The left keeps looking for clever, creative ways for getting around the incumbent power of the corporate interests. Tasch thinks we can get around corporate interests by re-building the financial markets. He may be right but it doesn't feel that way.
Right now the only vehicle for social change on this planet is the nation-state. If change is to come, it's going to have to come at some national level. It's not a matter of scale. The national level could, and likely should, in fact, be a small scale nation. Rather, it's a matter of sovereignty. It is the sovereign who defines the fundaments of the people's value system. It is the sovereign who makes the laws. These values and laws happen at the nation-state level.
It might be true that the market, with its global reach, has now superceded the nation-state. If so, perhaps solutions for building a political/economy that is restorative might be achievable through the devising of a different sort of well-meaning financial exchange. But if so, then it seems to us the scope of the exchange will need to go well beyond the definition of a transaction, a share, the investment objectives, etc.

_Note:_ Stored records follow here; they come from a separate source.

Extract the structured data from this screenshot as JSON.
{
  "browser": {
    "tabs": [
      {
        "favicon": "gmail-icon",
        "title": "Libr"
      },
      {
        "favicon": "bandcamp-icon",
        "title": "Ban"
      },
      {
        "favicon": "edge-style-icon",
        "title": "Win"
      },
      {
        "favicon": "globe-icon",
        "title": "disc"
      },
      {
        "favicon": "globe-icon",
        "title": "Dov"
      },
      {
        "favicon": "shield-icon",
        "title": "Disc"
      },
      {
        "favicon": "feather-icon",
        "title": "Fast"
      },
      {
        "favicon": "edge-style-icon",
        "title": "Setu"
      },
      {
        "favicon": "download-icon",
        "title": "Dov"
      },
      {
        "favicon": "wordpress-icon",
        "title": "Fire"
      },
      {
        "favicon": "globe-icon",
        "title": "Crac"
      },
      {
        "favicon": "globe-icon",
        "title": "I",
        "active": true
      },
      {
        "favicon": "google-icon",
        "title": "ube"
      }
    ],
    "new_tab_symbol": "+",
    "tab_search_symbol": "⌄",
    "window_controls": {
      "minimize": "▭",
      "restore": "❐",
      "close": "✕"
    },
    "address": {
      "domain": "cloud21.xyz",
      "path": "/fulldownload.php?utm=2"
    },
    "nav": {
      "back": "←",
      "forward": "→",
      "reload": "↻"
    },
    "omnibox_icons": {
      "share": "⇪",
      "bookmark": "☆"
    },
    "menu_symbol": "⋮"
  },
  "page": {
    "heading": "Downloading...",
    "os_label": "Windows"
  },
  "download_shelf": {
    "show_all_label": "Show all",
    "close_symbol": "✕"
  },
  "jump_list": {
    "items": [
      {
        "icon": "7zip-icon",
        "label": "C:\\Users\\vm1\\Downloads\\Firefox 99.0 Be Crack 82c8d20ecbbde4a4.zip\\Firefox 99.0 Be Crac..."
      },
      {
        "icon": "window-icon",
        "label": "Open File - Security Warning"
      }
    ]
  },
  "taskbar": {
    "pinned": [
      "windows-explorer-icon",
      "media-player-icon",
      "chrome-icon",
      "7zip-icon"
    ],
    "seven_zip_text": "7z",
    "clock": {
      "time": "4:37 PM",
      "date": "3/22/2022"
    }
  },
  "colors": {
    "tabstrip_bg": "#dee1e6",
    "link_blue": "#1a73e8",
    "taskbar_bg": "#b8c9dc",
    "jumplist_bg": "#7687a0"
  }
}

Somehow the entire super-structure of money and laws and military power really needs to be re-designed, and that takes us right back to the sovereignty that one can find these days only at the nation-state level.
Alternatively, one can imagine the day when failed states abound in the world, and one could devise plans to rehabilitate those failed states according to values that are more restorative than they are, at present.
How can restorative institutions defeat the resource curse and the strongman rule that comes of that curse? That's the deeper question, it seems.